“Without Shapeline technology we wouldn’t be able to produce and deliver closely defined products in accordance with the most stringent customer specifications as we do today,” continues Hägglund. “It also sharpens our competitive edge in terms of the capacity of our production lines. In a nutshell, our production costs would be higher without Shapeline.
“Having begun with on-line measurement systems for conveyor belt lines, we have now found a solution for non-contact measurement on roller tables. This is an example where use of Shapeline technology can be extended and an illustration of how co-operation has improved our flexibility in the measurement of plate.
“In terms of benefits, it would be true to say that reductions in overheads and lead times combined with a higher quality product have not only enabled us to gain a better price for our products but also to establish ourselves as preferred supplier with a large number of customers,” he adds. “This is especially important when the market is in decline.”
The improvements in efficiency generated by the ability to feed steel plate directly into the manufacturing line process at the normal production rate also render considerable space savings. “Bearing in mind the effects on material and limitations with regard to material handling make manual measurements on-line impossible, Shapeline’s contact-free planity measurement has meant a great deal to SSAB Oxelösund,” says Anders Carlestam, Project Leader SSAB Oxelösund. “The technology enables us to deliver material with tolerances finer than our competitors can guarantee.
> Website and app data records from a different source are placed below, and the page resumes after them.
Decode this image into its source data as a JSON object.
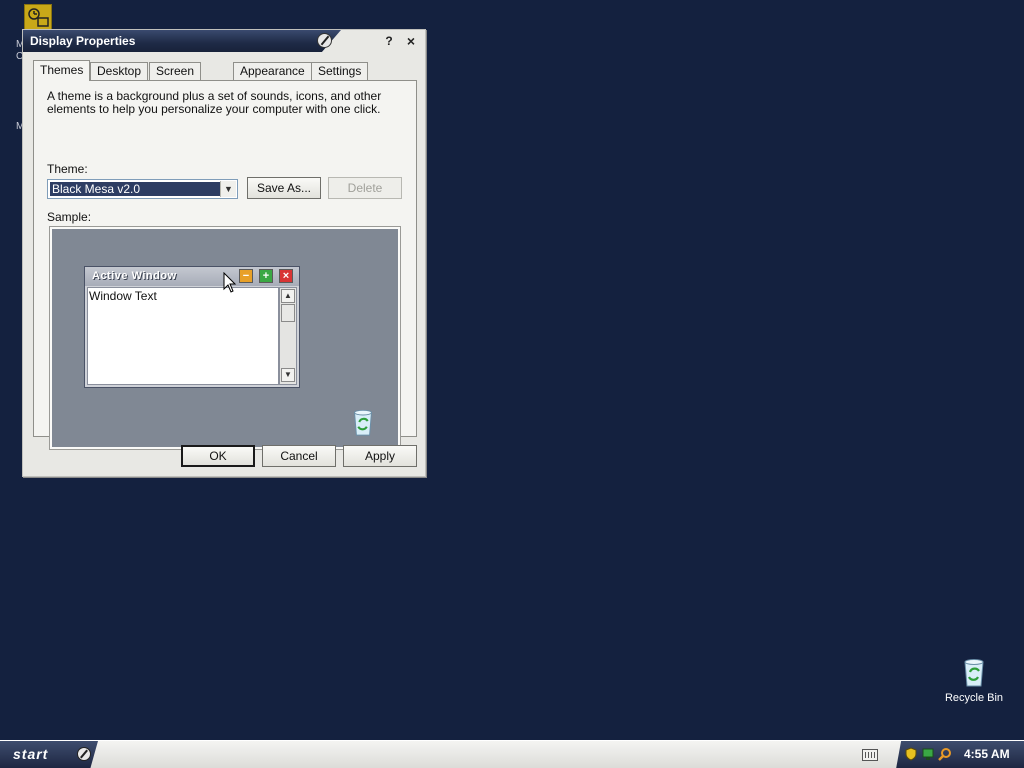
{
  "desktop": {
    "letters": [
      "M",
      "C",
      "M"
    ],
    "recycle_bin_label": "Recycle Bin"
  },
  "window": {
    "title": "Display Properties",
    "help_label": "?",
    "close_label": "×",
    "tabs": [
      {
        "label": "Themes"
      },
      {
        "label": "Desktop"
      },
      {
        "label": "Screen Saver"
      },
      {
        "label": "Appearance"
      },
      {
        "label": "Settings"
      }
    ],
    "active_tab": "Themes",
    "description": "A theme is a background plus a set of sounds, icons, and other elements to help you personalize your computer with one click.",
    "theme_label": "Theme:",
    "theme_value": "Black Mesa v2.0",
    "save_as_label": "Save As...",
    "delete_label": "Delete",
    "sample_label": "Sample:",
    "sample": {
      "window_title": "Active Window",
      "window_text": "Window Text"
    },
    "ok_label": "OK",
    "cancel_label": "Cancel",
    "apply_label": "Apply"
  },
  "taskbar": {
    "start_label": "start",
    "clock": "4:55 AM"
  },
  "colors": {
    "desktop": "#14213f",
    "title_dark": "#1e2a46",
    "selection": "#2d3d63"
  }
}
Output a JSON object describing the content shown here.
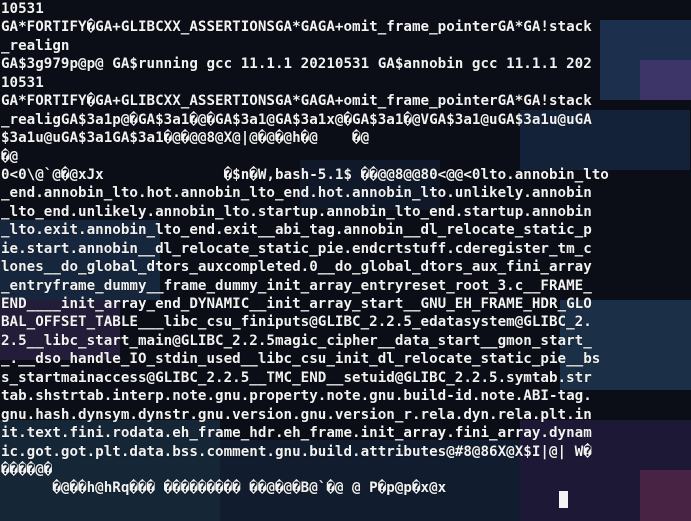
{
  "terminal": {
    "lines": [
      "10531",
      "GA*FORTIFY�GA+GLIBCXX_ASSERTIONSGA*GAGA+omit_frame_pointerGA*GA!stack",
      "_realign",
      "GA$3g979p@p@ GA$running gcc 11.1.1 20210531 GA$annobin gcc 11.1.1 202",
      "10531",
      "GA*FORTIFY�GA+GLIBCXX_ASSERTIONSGA*GAGA+omit_frame_pointerGA*GA!stack",
      "_realigGA$3a1p@�GA$3a1�@�GA$3a1@GA$3a1x@�GA$3a1�@VGA$3a1@uGA$3a1u@uGA",
      "$3a1u@uGA$3a1GA$3a1�@�@@8@X@|@�@�@h�@    �@",
      "�@",
      "0<0\\@`@�@xJx              �$n�W,bash-5.1$ ��@@8@@80<@@<0lto.annobin_lto",
      "_end.annobin_lto.hot.annobin_lto_end.hot.annobin_lto.unlikely.annobin",
      "_lto_end.unlikely.annobin_lto.startup.annobin_lto_end.startup.annobin",
      "_lto.exit.annobin_lto_end.exit__abi_tag.annobin__dl_relocate_static_p",
      "ie.start.annobin__dl_relocate_static_pie.endcrtstuff.cderegister_tm_c",
      "lones__do_global_dtors_auxcompleted.0__do_global_dtors_aux_fini_array",
      "_entryframe_dummy__frame_dummy_init_array_entryreset_root_3.c__FRAME_",
      "END____init_array_end_DYNAMIC__init_array_start__GNU_EH_FRAME_HDR_GLO",
      "BAL_OFFSET_TABLE___libc_csu_finiputs@GLIBC_2.2.5_edatasystem@GLIBC_2.",
      "2.5__libc_start_main@GLIBC_2.2.5magic_cipher__data_start__gmon_start_",
      "_.__dso_handle_IO_stdin_used__libc_csu_init_dl_relocate_static_pie__bs",
      "s_startmainaccess@GLIBC_2.2.5__TMC_END__setuid@GLIBC_2.2.5.symtab.str",
      "tab.shstrtab.interp.note.gnu.property.note.gnu.build-id.note.ABI-tag.",
      "gnu.hash.dynsym.dynstr.gnu.version.gnu.version_r.rela.dyn.rela.plt.in",
      "it.text.fini.rodata.eh_frame_hdr.eh_frame.init_array.fini_array.dynam",
      "ic.got.got.plt.data.bss.comment.gnu.build.attributes@#8@86X@X$I|@| W�",
      "����@�",
      "      �@��h@hRq��� ��������� ��@�@�B@`�@ @ P�p@p�x@x"
    ]
  }
}
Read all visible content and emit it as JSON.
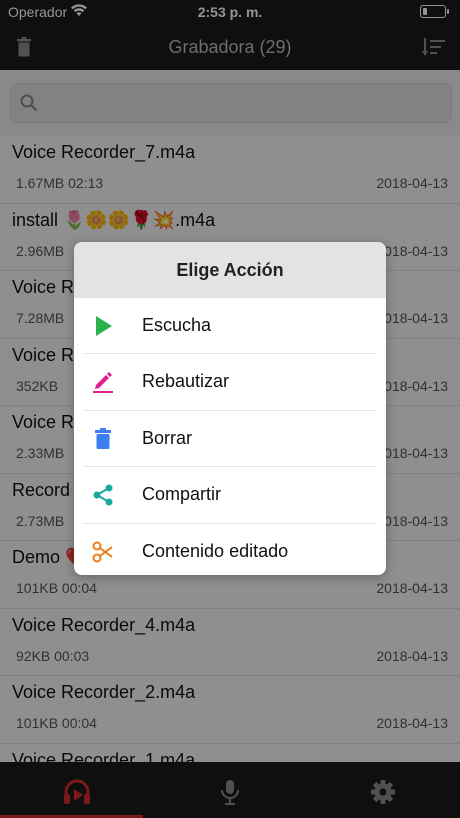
{
  "status": {
    "carrier": "Operador",
    "time": "2:53 p. m."
  },
  "navbar": {
    "title": "Grabadora (29)"
  },
  "search": {
    "placeholder": ""
  },
  "recordings": [
    {
      "name": "Voice Recorder_7.m4a",
      "meta": "1.67MB 02:13",
      "date": "2018-04-13"
    },
    {
      "name": "install 🌷🌼🌼🌹💥.m4a",
      "meta": "2.96MB",
      "date": "2018-04-13"
    },
    {
      "name": "Voice R",
      "meta": "7.28MB",
      "date": "2018-04-13"
    },
    {
      "name": "Voice R",
      "meta": "352KB",
      "date": "2018-04-13"
    },
    {
      "name": "Voice R",
      "meta": "2.33MB",
      "date": "2018-04-13"
    },
    {
      "name": "Record",
      "meta": "2.73MB",
      "date": "2018-04-13"
    },
    {
      "name": "Demo ❤️",
      "meta": "101KB 00:04",
      "date": "2018-04-13"
    },
    {
      "name": "Voice Recorder_4.m4a",
      "meta": "92KB 00:03",
      "date": "2018-04-13"
    },
    {
      "name": "Voice Recorder_2.m4a",
      "meta": "101KB 00:04",
      "date": "2018-04-13"
    },
    {
      "name": "Voice Recorder_1.m4a",
      "meta": "",
      "date": ""
    }
  ],
  "dialog": {
    "title": "Elige Acción",
    "actions": [
      {
        "label": "Escucha",
        "icon": "play-icon",
        "color": "#2bb24c"
      },
      {
        "label": "Rebautizar",
        "icon": "pencil-icon",
        "color": "#e01e8f"
      },
      {
        "label": "Borrar",
        "icon": "trash-icon",
        "color": "#3d7ef0"
      },
      {
        "label": "Compartir",
        "icon": "share-icon",
        "color": "#1aa79c"
      },
      {
        "label": "Contenido editado",
        "icon": "scissors-icon",
        "color": "#e8801a"
      }
    ]
  },
  "tabbar": {
    "tabs": [
      {
        "name": "player",
        "icon": "headphones-play-icon",
        "active": true
      },
      {
        "name": "record",
        "icon": "microphone-icon",
        "active": false
      },
      {
        "name": "settings",
        "icon": "gear-icon",
        "active": false
      }
    ],
    "accent": "#d62c2c"
  }
}
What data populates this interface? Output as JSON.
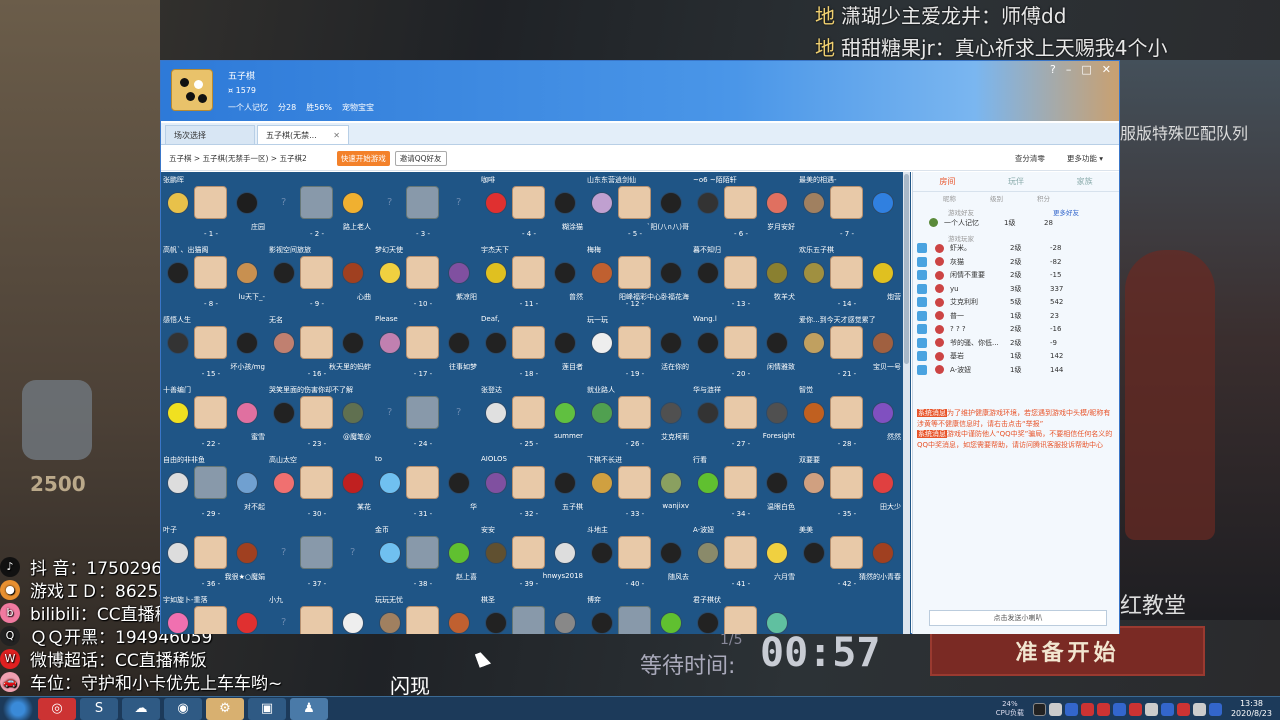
{
  "danmaku": [
    {
      "tag": "地",
      "text": "潇瑚少主爱龙井：师傅dd"
    },
    {
      "tag": "地",
      "text": "甜甜糖果jr：真心祈求上天赐我4个小"
    }
  ],
  "background": {
    "side_label": "服版特殊匹配队列",
    "church_label": "红教堂",
    "ready_button": "准备开始",
    "wait_label": "等待时间:",
    "timer": "00:57",
    "counter": "1/5",
    "flash_label": "闪现",
    "score": "2500"
  },
  "stream_overlay": [
    {
      "icon": "douyin",
      "text": "抖    音：1750296164"
    },
    {
      "icon": "game",
      "text": "游戏ＩＤ：86253981"
    },
    {
      "icon": "bilibili",
      "text": "bilibili：CC直播稀饭"
    },
    {
      "icon": "qq",
      "text": "ＱＱ开黑：194946059"
    },
    {
      "icon": "weibo",
      "text": "微博超话：CC直播稀饭"
    },
    {
      "icon": "car",
      "text": "车位：守护和小卡优先上车车哟~"
    }
  ],
  "window": {
    "game_title": "五子棋",
    "coins": "¤ 1579",
    "username": "一个人记忆",
    "points": "分28",
    "win_rate": "胜56%",
    "pet": "宠物宝宝",
    "buttons": [
      "?",
      "–",
      "□",
      "✕"
    ]
  },
  "tabs": [
    {
      "label": "场次选择"
    },
    {
      "label": "五子棋(无禁...",
      "close": "✕"
    }
  ],
  "toolbar": {
    "breadcrumb": "五子棋 > 五子棋(无禁手一区) > 五子棋2",
    "quick_start": "快速开始游戏",
    "invite": "邀请QQ好友",
    "settings": "查分清零",
    "more": "更多功能 ▾"
  },
  "tables": [
    {
      "num": "- 1 -",
      "top": "张鹏晖",
      "bot": "庄园",
      "l": "#e8c14a",
      "r": "#1e1e1e",
      "empty": false
    },
    {
      "num": "- 2 -",
      "top": "",
      "bot": "路上老人",
      "l": "",
      "r": "#f0b030",
      "empty": true
    },
    {
      "num": "- 3 -",
      "top": "",
      "bot": "",
      "l": "",
      "r": "",
      "empty": true
    },
    {
      "num": "- 4 -",
      "top": "咖啡",
      "bot": "糊涂猫",
      "l": "#e03030",
      "r": "#222",
      "empty": false
    },
    {
      "num": "- 5 -",
      "top": "山东东营逍剑仙",
      "bot": "`阳(八∩八)哥",
      "l": "#c0a0d0",
      "r": "#222",
      "empty": false
    },
    {
      "num": "- 6 -",
      "top": "~o6 ~陌陌轩",
      "bot": "岁月安好",
      "l": "#333",
      "r": "#e07060",
      "empty": false
    },
    {
      "num": "- 7 -",
      "top": "最美的相遇-",
      "bot": "",
      "l": "#a08060",
      "r": "#3080e0",
      "empty": false
    },
    {
      "num": "- 8 -",
      "top": "高帆`、出猫阁",
      "bot": "lu天下_-",
      "l": "#222",
      "r": "#c89050",
      "empty": false
    },
    {
      "num": "- 9 -",
      "top": "影视空间旅旅",
      "bot": "心曲",
      "l": "#222",
      "r": "#a04020",
      "empty": false
    },
    {
      "num": "- 10 -",
      "top": "梦幻天使",
      "bot": "紫凉阳",
      "l": "#f0d040",
      "r": "#8050a0",
      "empty": false
    },
    {
      "num": "- 11 -",
      "top": "宇杰天下",
      "bot": "曾然",
      "l": "#e0c020",
      "r": "#222",
      "empty": false
    },
    {
      "num": "- 12 -",
      "top": "梅梅",
      "bot": "阳峰福彩中心卧福花海",
      "l": "#c06030",
      "r": "#222",
      "empty": false
    },
    {
      "num": "- 13 -",
      "top": "暮不知归",
      "bot": "牧羊犬",
      "l": "#222",
      "r": "#8a8030",
      "empty": false
    },
    {
      "num": "- 14 -",
      "top": "欢乐五子棋",
      "bot": "炮营",
      "l": "#a09040",
      "r": "#e0c020",
      "empty": false
    },
    {
      "num": "- 15 -",
      "top": "感悟人生",
      "bot": "坏小孩/mg",
      "l": "#333",
      "r": "#222",
      "empty": false
    },
    {
      "num": "- 16 -",
      "top": "无名",
      "bot": "秋天里的蚂蚱",
      "l": "#c08070",
      "r": "#222",
      "empty": false
    },
    {
      "num": "- 17 -",
      "top": "Please",
      "bot": "往事如梦",
      "l": "#c080b0",
      "r": "#222",
      "empty": false
    },
    {
      "num": "- 18 -",
      "top": "Deaf,",
      "bot": "莲目者",
      "l": "#222",
      "r": "#222",
      "empty": false
    },
    {
      "num": "- 19 -",
      "top": "玩一玩",
      "bot": "活在你的",
      "l": "#eee",
      "r": "#222",
      "empty": false
    },
    {
      "num": "- 20 -",
      "top": "Wang.l",
      "bot": "闲情雅致",
      "l": "#222",
      "r": "#222",
      "empty": false
    },
    {
      "num": "- 21 -",
      "top": "爱你...到今天才感觉累了",
      "bot": "宝贝一号",
      "l": "#c0a060",
      "r": "#a06040",
      "empty": false
    },
    {
      "num": "- 22 -",
      "top": "十善编门",
      "bot": "蜜雪",
      "l": "#f0e020",
      "r": "#e070a0",
      "empty": false
    },
    {
      "num": "- 23 -",
      "top": "哭笑里面的伤害你却不了解",
      "bot": "@魔笔@",
      "l": "#222",
      "r": "#607050",
      "empty": false
    },
    {
      "num": "- 24 -",
      "top": "",
      "bot": "",
      "l": "",
      "r": "",
      "empty": true
    },
    {
      "num": "- 25 -",
      "top": "张登达",
      "bot": "summer",
      "l": "#e0e0e0",
      "r": "#60c040",
      "empty": false
    },
    {
      "num": "- 26 -",
      "top": "就业路人",
      "bot": "艾克柯莉",
      "l": "#50a050",
      "r": "#505050",
      "empty": false
    },
    {
      "num": "- 27 -",
      "top": "华与涟祥",
      "bot": "Foresight",
      "l": "#333",
      "r": "#505050",
      "empty": false
    },
    {
      "num": "- 28 -",
      "top": "智觉",
      "bot": "然然",
      "l": "#c06020",
      "r": "#8050c0",
      "empty": false
    },
    {
      "num": "- 29 -",
      "top": "自由的非非鱼",
      "bot": "对不起",
      "l": "#ddd",
      "r": "#70a0d0",
      "empty": true
    },
    {
      "num": "- 30 -",
      "top": "高山太空",
      "bot": "某花",
      "l": "#f07070",
      "r": "#c02020",
      "empty": false
    },
    {
      "num": "- 31 -",
      "top": "to",
      "bot": "华",
      "l": "#70c0f0",
      "r": "#222",
      "empty": false
    },
    {
      "num": "- 32 -",
      "top": "AIOLOS",
      "bot": "五子棋",
      "l": "#8050a0",
      "r": "#222",
      "empty": false
    },
    {
      "num": "- 33 -",
      "top": "下棋不长进",
      "bot": "wanjixv",
      "l": "#d0a040",
      "r": "#8aa060",
      "empty": false
    },
    {
      "num": "- 34 -",
      "top": "行看",
      "bot": "温眼白色",
      "l": "#60c030",
      "r": "#222",
      "empty": false
    },
    {
      "num": "- 35 -",
      "top": "双要要",
      "bot": "田大少",
      "l": "#d0a080",
      "r": "#e04040",
      "empty": false
    },
    {
      "num": "- 36 -",
      "top": "叶子",
      "bot": "我很★○魔娟",
      "l": "#ddd",
      "r": "#a04020",
      "empty": false
    },
    {
      "num": "- 37 -",
      "top": "",
      "bot": "",
      "l": "",
      "r": "",
      "empty": true
    },
    {
      "num": "- 38 -",
      "top": "金币",
      "bot": "赵上喜",
      "l": "#70c0f0",
      "r": "#60c030",
      "empty": true
    },
    {
      "num": "- 39 -",
      "top": "安安",
      "bot": "hnwys2018",
      "l": "#605030",
      "r": "#ddd",
      "empty": false
    },
    {
      "num": "- 40 -",
      "top": "斗地主",
      "bot": "随风去",
      "l": "#222",
      "r": "#222",
      "empty": false
    },
    {
      "num": "- 41 -",
      "top": "A-波妞",
      "bot": "六月雪",
      "l": "#8a8a6a",
      "r": "#f0d040",
      "empty": false
    },
    {
      "num": "- 42 -",
      "top": "美美",
      "bot": "猜然的小青春",
      "l": "#222",
      "r": "#a04020",
      "empty": false
    },
    {
      "num": "",
      "top": "宇如旋卜-重落",
      "bot": "",
      "l": "#f070b0",
      "r": "#e03030",
      "empty": false
    },
    {
      "num": "",
      "top": "小九",
      "bot": "",
      "l": "",
      "r": "#eee",
      "empty": false
    },
    {
      "num": "",
      "top": "玩玩无忧",
      "bot": "",
      "l": "#a08060",
      "r": "#c06030",
      "empty": false
    },
    {
      "num": "",
      "top": "棋圣",
      "bot": "",
      "l": "#222",
      "r": "#888",
      "empty": true
    },
    {
      "num": "",
      "top": "博弈",
      "bot": "",
      "l": "#222",
      "r": "#60c030",
      "empty": true
    },
    {
      "num": "",
      "top": "君子棋伏",
      "bot": "",
      "l": "#222",
      "r": "#60c0a0",
      "empty": false
    }
  ],
  "right_pane": {
    "tabs": [
      "房间",
      "玩伴",
      "家族"
    ],
    "columns": [
      "昵称",
      "级别",
      "积分"
    ],
    "friends_section": "游戏好友",
    "more_friends": "更多好友",
    "friend": {
      "name": "一个人记忆",
      "level": "1级",
      "score": "28"
    },
    "players_section": "游戏玩家",
    "players": [
      {
        "name": "虾米。",
        "level": "2级",
        "score": "-28"
      },
      {
        "name": "灰猫",
        "level": "2级",
        "score": "-82"
      },
      {
        "name": "闲情不重要",
        "level": "2级",
        "score": "-15"
      },
      {
        "name": "yu",
        "level": "3级",
        "score": "337"
      },
      {
        "name": "艾克利利",
        "level": "5级",
        "score": "542"
      },
      {
        "name": "普一",
        "level": "1级",
        "score": "23"
      },
      {
        "name": "? ? ?",
        "level": "2级",
        "score": "-16"
      },
      {
        "name": "爷的骚、你低...",
        "level": "2级",
        "score": "-9"
      },
      {
        "name": "基岩",
        "level": "1级",
        "score": "142"
      },
      {
        "name": "A-波妞",
        "level": "1级",
        "score": "144"
      }
    ],
    "notice1_tag": "系统消息",
    "notice1": "为了维护健康游戏环境，若您遇到游戏中头模/昵称有涉黄等不健康信息时，请右击点击“举报”",
    "notice2_tag": "系统消息",
    "notice2": "游戏中谨防他人“QQ中奖”骗局，不要相信任何名义的QQ中奖消息，如您需要帮助，请访问腾讯客服投诉帮助中心",
    "chat_placeholder": "点击发送小喇叭"
  },
  "taskbar": {
    "cpu": "24%",
    "cpu_label": "CPU负载",
    "time": "13:38",
    "date": "2020/8/23"
  }
}
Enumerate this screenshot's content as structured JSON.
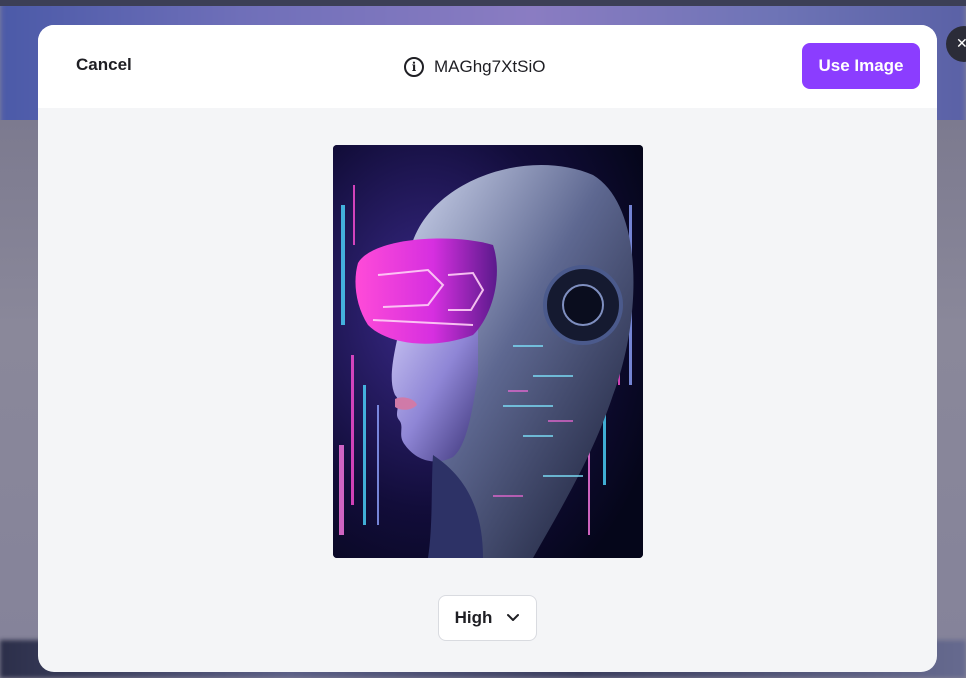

“Implementation of on-line measurement technology not only allows us to detect the very smallest defects and improve the already high levels of performance, but has also allowed us to resolve some technical issues we weren’t even aware of earlier. This has subsequently enabled us to help our customers optimise their own production procedures,” adds Carlestam.
“In terms of amortization, the Shapeline system already paid for itself during the start-up phase of the quenching line. But we can see on-going major economic benefits are resulting from reduced scrap metal volumes and improved productivity.”
Shapeline’s co-operation with SSAB Oxelösund looks set to continue in the future. “Based on our positive experiences to date, we can already say that on-line flatness measurement technology will be a feature of any new plate lines we design in the future,” states Jan Steninger, Strategic Investments Manager SSAB Oxelösund. “It enables us here at SSAB to achieve savings in terms of workshop floor space, manpower and heavy equipment.
“There is no doubt that if you cannot measure accurately, you cannot improve the product. Shapeline technology has enabled us to deliver products over and above the accepted norms and specifications, and attain the highest standards in terms of quality, uniformity and flatness that are best suited to market demands,” concludes Steninger.
By providing accurate, high-precision measurement results, the double laser-line triangulation principle is well on the way to establishing itself as the prime on-line measurement principle of manifested flatness for flat metal products. To this end, Shapeline has developed a highly functional and flexible programme of systems geared to suit a wide range of metal production applications thus making reliable on-line planity measurement a reality in a fast growing number of strip and plate production facilities across the globe.
Paul R. Compton is a British freelance journalist resident in Sweden since 1992 and a regular contributor to European business titles and publications since 1986.